Many individuals still get a little muddled concerning tablet computers and e-readers - and that seems to include some of the "experts" who who produce reviews on the topic, I'm sad to report. Of course, it's no surprise that consumers can mix the two devices up. You can find lots of reviews, both on the internet and in print, describing both products just as if they served the same role.
However, they are, in point of fact, completely different devices which serve very different functions. If you are thinking of acquiring one or other of these, then it would certainly make sense to make sure that you are acquainted with their major qualities. Or else, you may wind up picking a device which is not just what you need.

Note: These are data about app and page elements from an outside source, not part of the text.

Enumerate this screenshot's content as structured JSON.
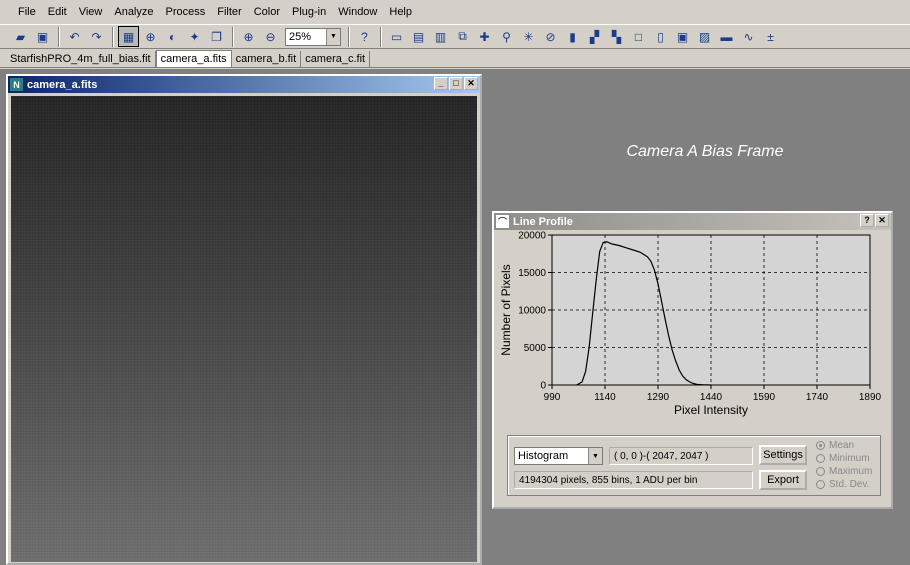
{
  "menu": [
    "File",
    "Edit",
    "View",
    "Analyze",
    "Process",
    "Filter",
    "Color",
    "Plug-in",
    "Window",
    "Help"
  ],
  "toolbar": {
    "zoom_value": "25%",
    "icons_a": [
      "open-folder-icon",
      "save-icon"
    ],
    "icons_b": [
      "undo-icon",
      "redo-icon"
    ],
    "icons_c": [
      "image-view-icon",
      "crosshair-icon",
      "flip-icon",
      "brightness-icon",
      "copy-window-icon"
    ],
    "icons_d": [
      "zoom-in-icon",
      "zoom-out-icon"
    ],
    "icons_e": [
      "help-pointer-icon"
    ],
    "icons_f": [
      "ruler-icon",
      "stack-icon",
      "align-icon",
      "duplicate-icon",
      "crosshair-plus-icon",
      "pipette-icon",
      "mark-star-icon",
      "no-sign-icon",
      "bar-chart-icon",
      "move-blocks-icon",
      "shift-blocks-icon",
      "square-icon",
      "panel-icon",
      "image-frame-icon",
      "graph-box-icon",
      "scale-bar-icon",
      "curve-icon",
      "math-icon"
    ]
  },
  "icon_glyphs": {
    "open-folder-icon": "▰",
    "save-icon": "▣",
    "undo-icon": "↶",
    "redo-icon": "↷",
    "image-view-icon": "▦",
    "crosshair-icon": "⊕",
    "flip-icon": "◐",
    "brightness-icon": "✦",
    "copy-window-icon": "❐",
    "zoom-in-icon": "⊕",
    "zoom-out-icon": "⊖",
    "help-pointer-icon": "?",
    "ruler-icon": "▭",
    "stack-icon": "▤",
    "align-icon": "▥",
    "duplicate-icon": "⧉",
    "crosshair-plus-icon": "✚",
    "pipette-icon": "⚲",
    "mark-star-icon": "✳",
    "no-sign-icon": "⊘",
    "bar-chart-icon": "▮",
    "move-blocks-icon": "▞",
    "shift-blocks-icon": "▚",
    "square-icon": "□",
    "panel-icon": "▯",
    "image-frame-icon": "▣",
    "graph-box-icon": "▨",
    "scale-bar-icon": "▬",
    "curve-icon": "∿",
    "math-icon": "±"
  },
  "tabs": [
    {
      "label": "StarfishPRO_4m_full_bias.fit",
      "active": false
    },
    {
      "label": "camera_a.fits",
      "active": true
    },
    {
      "label": "camera_b.fit",
      "active": false
    },
    {
      "label": "camera_c.fit",
      "active": false
    }
  ],
  "image_window": {
    "title": "camera_a.fits"
  },
  "caption": "Camera A Bias Frame",
  "line_profile": {
    "title": "Line Profile",
    "mode": "Histogram",
    "region": "( 0, 0 )-( 2047, 2047 )",
    "info": "4194304 pixels, 855 bins, 1 ADU per bin",
    "settings_label": "Settings",
    "export_label": "Export",
    "options": [
      {
        "label": "Mean",
        "selected": true
      },
      {
        "label": "Minimum",
        "selected": false
      },
      {
        "label": "Maximum",
        "selected": false
      },
      {
        "label": "Std. Dev.",
        "selected": false
      }
    ]
  },
  "chart_data": {
    "type": "line",
    "xlabel": "Pixel Intensity",
    "ylabel": "Number of Pixels",
    "xlim": [
      990,
      1890
    ],
    "ylim": [
      0,
      20000
    ],
    "xticks": [
      990,
      1140,
      1290,
      1440,
      1590,
      1740,
      1890
    ],
    "yticks": [
      0,
      5000,
      10000,
      15000,
      20000
    ],
    "grid": true,
    "series": [
      {
        "x": [
          1060,
          1075,
          1085,
          1095,
          1105,
          1115,
          1125,
          1135,
          1145,
          1160,
          1180,
          1200,
          1220,
          1240,
          1260,
          1270,
          1280,
          1290,
          1300,
          1310,
          1320,
          1330,
          1340,
          1350,
          1360,
          1370,
          1380,
          1390,
          1400,
          1410,
          1420,
          1430,
          1440
        ],
        "y": [
          0,
          400,
          1800,
          5000,
          9500,
          14000,
          17800,
          19000,
          19100,
          18800,
          18600,
          18300,
          18000,
          17700,
          17100,
          16500,
          15300,
          13500,
          11200,
          8800,
          6600,
          4700,
          3200,
          2000,
          1200,
          700,
          400,
          200,
          100,
          60,
          30,
          10,
          0
        ]
      }
    ]
  }
}
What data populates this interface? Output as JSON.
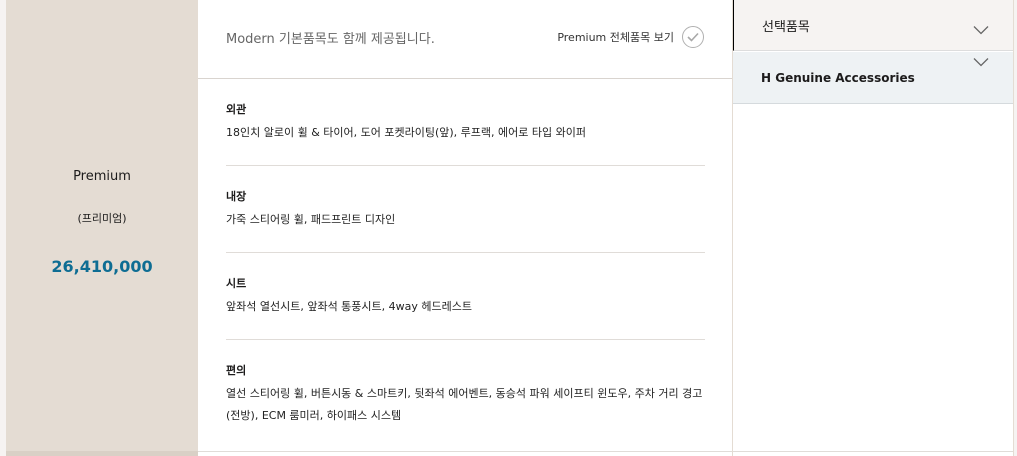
{
  "trim": {
    "name": "Premium",
    "subtitle": "(프리미엄)",
    "price": "26,410,000"
  },
  "header": {
    "note": "Modern 기본품목도 함께 제공됩니다.",
    "view_all_label": "Premium 전체품목 보기"
  },
  "specs": [
    {
      "title": "외관",
      "text": "18인치 알로이 휠 & 타이어, 도어 포켓라이팅(앞), 루프랙, 에어로 타입 와이퍼"
    },
    {
      "title": "내장",
      "text": "가죽 스티어링 휠, 패드프린트 디자인"
    },
    {
      "title": "시트",
      "text": "앞좌석 열선시트, 앞좌석 통풍시트, 4way 헤드레스트"
    },
    {
      "title": "편의",
      "text": "열선 스티어링 휠, 버튼시동 & 스마트키, 뒷좌석 에어벤트, 동승석 파워 세이프티 윈도우, 주차 거리 경고(전방), ECM 룸미러, 하이패스 시스템"
    }
  ],
  "accordion": {
    "selected_options": "선택품목",
    "genuine_accessories": "H Genuine Accessories"
  },
  "colors": {
    "trim_bg": "#e4dcd3",
    "price": "#0e6d93",
    "accessories_bg": "#eef2f4"
  }
}
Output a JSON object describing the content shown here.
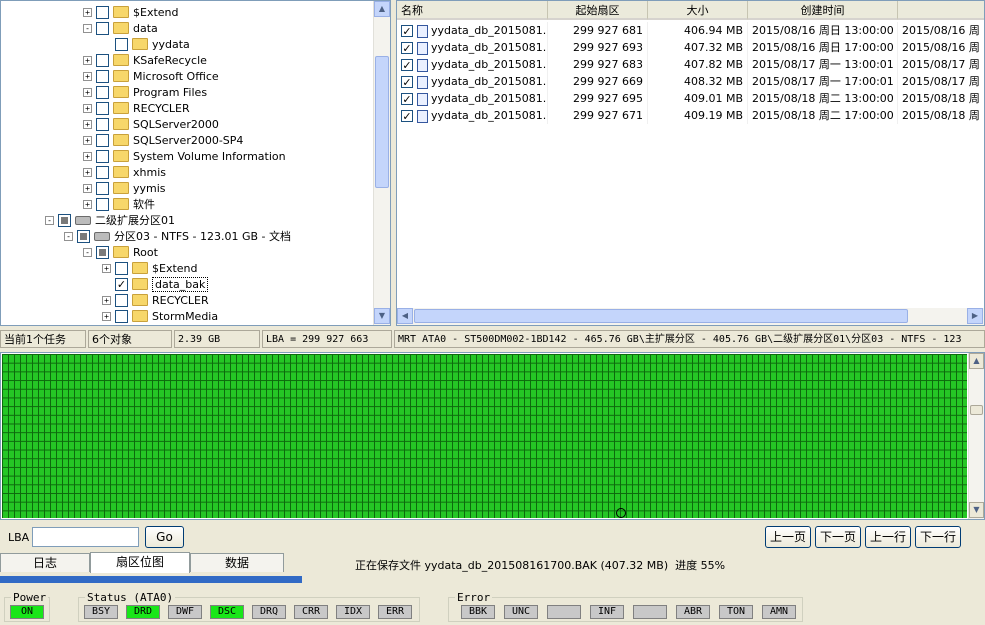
{
  "tree": {
    "items": [
      {
        "label": "$Extend",
        "type": "folder",
        "indent": 4,
        "expander": "+",
        "check": "none"
      },
      {
        "label": "data",
        "type": "folder",
        "indent": 4,
        "expander": "-",
        "check": "none"
      },
      {
        "label": "yydata",
        "type": "folder",
        "indent": 5,
        "expander": "",
        "check": "none"
      },
      {
        "label": "KSafeRecycle",
        "type": "folder",
        "indent": 4,
        "expander": "+",
        "check": "none"
      },
      {
        "label": "Microsoft Office",
        "type": "folder",
        "indent": 4,
        "expander": "+",
        "check": "none"
      },
      {
        "label": "Program Files",
        "type": "folder",
        "indent": 4,
        "expander": "+",
        "check": "none"
      },
      {
        "label": "RECYCLER",
        "type": "folder",
        "indent": 4,
        "expander": "+",
        "check": "none"
      },
      {
        "label": "SQLServer2000",
        "type": "folder",
        "indent": 4,
        "expander": "+",
        "check": "none"
      },
      {
        "label": "SQLServer2000-SP4",
        "type": "folder",
        "indent": 4,
        "expander": "+",
        "check": "none"
      },
      {
        "label": "System Volume Information",
        "type": "folder",
        "indent": 4,
        "expander": "+",
        "check": "none"
      },
      {
        "label": "xhmis",
        "type": "folder",
        "indent": 4,
        "expander": "+",
        "check": "none"
      },
      {
        "label": "yymis",
        "type": "folder",
        "indent": 4,
        "expander": "+",
        "check": "none"
      },
      {
        "label": "软件",
        "type": "folder",
        "indent": 4,
        "expander": "+",
        "check": "none"
      },
      {
        "label": "二级扩展分区01",
        "type": "drive",
        "indent": 2,
        "expander": "-",
        "check": "partial"
      },
      {
        "label": "分区03 - NTFS - 123.01 GB - 文档",
        "type": "drive",
        "indent": 3,
        "expander": "-",
        "check": "partial"
      },
      {
        "label": "Root",
        "type": "folder",
        "indent": 4,
        "expander": "-",
        "check": "partial"
      },
      {
        "label": "$Extend",
        "type": "folder",
        "indent": 5,
        "expander": "+",
        "check": "none"
      },
      {
        "label": "data_bak",
        "type": "folder",
        "indent": 5,
        "expander": "",
        "check": "on"
      },
      {
        "label": "RECYCLER",
        "type": "folder",
        "indent": 5,
        "expander": "+",
        "check": "none"
      },
      {
        "label": "StormMedia",
        "type": "folder",
        "indent": 5,
        "expander": "+",
        "check": "none"
      }
    ]
  },
  "list": {
    "columns": [
      "名称",
      "起始扇区",
      "大小",
      "创建时间",
      ""
    ],
    "rows": [
      {
        "name": "yydata_db_2015081...",
        "sector": "299 927 681",
        "size": "406.94 MB",
        "created": "2015/08/16 周日 13:00:00",
        "modified": "2015/08/16 周"
      },
      {
        "name": "yydata_db_2015081...",
        "sector": "299 927 693",
        "size": "407.32 MB",
        "created": "2015/08/16 周日 17:00:00",
        "modified": "2015/08/16 周"
      },
      {
        "name": "yydata_db_2015081...",
        "sector": "299 927 683",
        "size": "407.82 MB",
        "created": "2015/08/17 周一 13:00:01",
        "modified": "2015/08/17 周"
      },
      {
        "name": "yydata_db_2015081...",
        "sector": "299 927 669",
        "size": "408.32 MB",
        "created": "2015/08/17 周一 17:00:01",
        "modified": "2015/08/17 周"
      },
      {
        "name": "yydata_db_2015081...",
        "sector": "299 927 695",
        "size": "409.01 MB",
        "created": "2015/08/18 周二 13:00:00",
        "modified": "2015/08/18 周"
      },
      {
        "name": "yydata_db_2015081...",
        "sector": "299 927 671",
        "size": "409.19 MB",
        "created": "2015/08/18 周二 17:00:00",
        "modified": "2015/08/18 周"
      }
    ]
  },
  "status": {
    "tasks": "当前1个任务",
    "objects": "6个对象",
    "size": "2.39 GB",
    "lba": "LBA = 299 927 663",
    "path": "MRT ATA0 - ST500DM002-1BD142 - 465.76 GB\\主扩展分区 - 405.76 GB\\二级扩展分区01\\分区03 - NTFS - 123"
  },
  "nav": {
    "lba_label": "LBA",
    "lba_value": "",
    "go": "Go",
    "prev_page": "上一页",
    "next_page": "下一页",
    "prev_line": "上一行",
    "next_line": "下一行"
  },
  "tabs": [
    "日志",
    "扇区位图",
    "数据"
  ],
  "progress": {
    "text": "正在保存文件 yydata_db_201508161700.BAK (407.32 MB)  进度 55%",
    "percent": 55
  },
  "panels": {
    "power_title": "Power",
    "power": [
      {
        "label": "ON",
        "on": true
      }
    ],
    "status_title": "Status (ATA0)",
    "status": [
      {
        "label": "BSY",
        "on": false
      },
      {
        "label": "DRD",
        "on": true
      },
      {
        "label": "DWF",
        "on": false
      },
      {
        "label": "DSC",
        "on": true
      },
      {
        "label": "DRQ",
        "on": false
      },
      {
        "label": "CRR",
        "on": false
      },
      {
        "label": "IDX",
        "on": false
      },
      {
        "label": "ERR",
        "on": false
      }
    ],
    "error_title": "Error",
    "error": [
      {
        "label": "BBK",
        "on": false
      },
      {
        "label": "UNC",
        "on": false
      },
      {
        "label": "",
        "on": false
      },
      {
        "label": "INF",
        "on": false
      },
      {
        "label": "",
        "on": false
      },
      {
        "label": "ABR",
        "on": false
      },
      {
        "label": "TON",
        "on": false
      },
      {
        "label": "AMN",
        "on": false
      }
    ]
  },
  "colors": {
    "ok_green": "#25c625",
    "led_on": "#19e619",
    "progress": "#316ac5"
  }
}
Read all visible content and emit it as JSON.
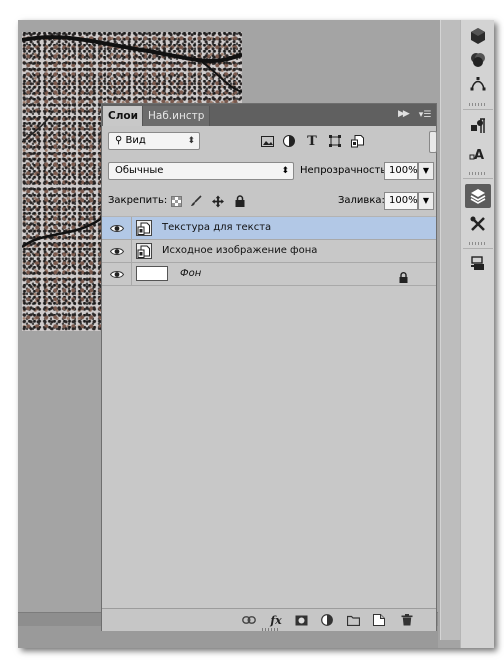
{
  "panel": {
    "tabs": [
      {
        "label": "Слои",
        "active": true
      },
      {
        "label": "Наб.инстр",
        "active": false
      }
    ],
    "collapse_icon": "double-chevron-right-icon",
    "menu_icon": "panel-menu-icon"
  },
  "filter": {
    "kind_label": "Вид",
    "kind_icon": "search-icon",
    "filter_icons": [
      "image-filter-icon",
      "adjustment-filter-icon",
      "type-filter-icon",
      "shape-filter-icon",
      "smart-object-filter-icon"
    ],
    "type_glyph": "T"
  },
  "blend": {
    "mode": "Обычные",
    "opacity_label": "Непрозрачность:",
    "opacity_value": "100%"
  },
  "lock": {
    "label": "Закрепить:",
    "lock_icons": [
      "lock-transparent-icon",
      "lock-brush-icon",
      "lock-move-icon",
      "lock-all-icon"
    ],
    "fill_label": "Заливка:",
    "fill_value": "100%"
  },
  "layers": [
    {
      "name": "Текстура для текста",
      "selected": true,
      "visible": true,
      "type": "smart-object"
    },
    {
      "name": "Исходное изображение фона",
      "selected": false,
      "visible": true,
      "type": "smart-object"
    },
    {
      "name": "Фон",
      "selected": false,
      "visible": true,
      "type": "background",
      "locked": true
    }
  ],
  "footer_icons": [
    "link-layers-icon",
    "fx-icon",
    "add-mask-icon",
    "adjustment-layer-icon",
    "new-group-icon",
    "new-layer-icon",
    "delete-layer-icon"
  ],
  "footer_fx": "fx",
  "tool_strip": [
    "3d-icon",
    "channels-icon",
    "paths-icon",
    "paragraph-icon",
    "character-icon",
    "layers-panel-icon",
    "tools-icon",
    "layer-comps-icon"
  ],
  "colors": {
    "selected_row": "#b2c8e6",
    "tab_bar": "#606060",
    "panel_bg": "#c8c8c8"
  }
}
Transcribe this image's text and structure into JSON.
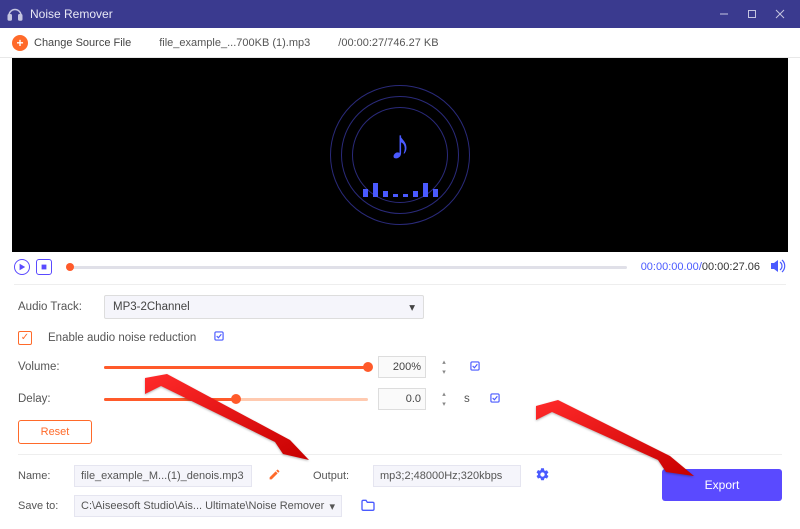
{
  "window": {
    "title": "Noise Remover"
  },
  "toolbar": {
    "change_source": "Change Source File",
    "filename": "file_example_...700KB (1).mp3",
    "fileinfo": "/00:00:27/746.27 KB"
  },
  "playbar": {
    "current": "00:00:00.00",
    "duration": "00:00:27.06"
  },
  "audio_track": {
    "label": "Audio Track:",
    "value": "MP3-2Channel"
  },
  "noise": {
    "label": "Enable audio noise reduction"
  },
  "volume": {
    "label": "Volume:",
    "value": "200%",
    "fill_pct": 100
  },
  "delay": {
    "label": "Delay:",
    "value": "0.0",
    "unit": "s",
    "fill_pct": 50
  },
  "reset": {
    "label": "Reset"
  },
  "name": {
    "label": "Name:",
    "value": "file_example_M...(1)_denois.mp3"
  },
  "output": {
    "label": "Output:",
    "value": "mp3;2;48000Hz;320kbps"
  },
  "saveto": {
    "label": "Save to:",
    "value": "C:\\Aiseesoft Studio\\Ais... Ultimate\\Noise Remover"
  },
  "export": {
    "label": "Export"
  }
}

A Roundup of the Best eReaders on the Market
Tablets are a lot more flexible and powerful. They will let you undertake virtually everything that you would normally carry out on a laptop or desktop PC. Apart from the outstanding color display, they typically also come with a camera, or cameras, meaning you can snap pictures, make videos and make use of social networking websites to their full extent.
On the flip side, the back-lit screen is far from ideal for reading. You can read on them for a short time, but you most likely will not wish to settle down on the couch to enjoy a lengthy book.
I've been a huge devotee of e-readers ever since I originally became aware of them. That was way back in 2007 when Amazon launched their original Kindle reader. The Kindle was not the first e-reader of course, but Amazon can unquestionably lay claim to a lot of the credit for the growth in the level of popularity of both e-readers and the e-books that go along with them. The Kindle has been the market leader for several years now. There have been several putative "Kindle killers" throughout the years, but they have all been seen off.
In addition to the fact that these devices are meant to attend to different functions, just one of the foremost differences between these devices is the style of display utilized. E-readers come with e-ink technology displays. These are awesome for displaying text, far better than a conventional personal computer monitor. They aren't back-lit (not even the "ones with lights like the Amazon Paperwhite and the Glo from Kobo ), which makes them a lot more pleasurable to read on. One more good point about e-ink technology screens is the fact that they only require power when the screen is refreshed. What this means is that e-readers can last for long periods, typically from 4 to 8 weeks, between battery charges.
The downside of e-ink technology screens is the fact that they are, for the timebeing at least, monochrome only and possess a sluggish refresh rate. That means that e-readers are essentially useless for viewing videos, playing games or surfing the net. To be absolutely fair, a number of them possess very basic browsers - but they are very spartan. They are, to be frank, downright clunky in truth. Several readers can also send and receive e-mails, although this also tends to be a fairly unsophisticated interface. Nevertheless, if it was the only option available, then that could still prove useful. Obviously, all of these negatives may not be a worry for you if all that you wish to do is to read a book.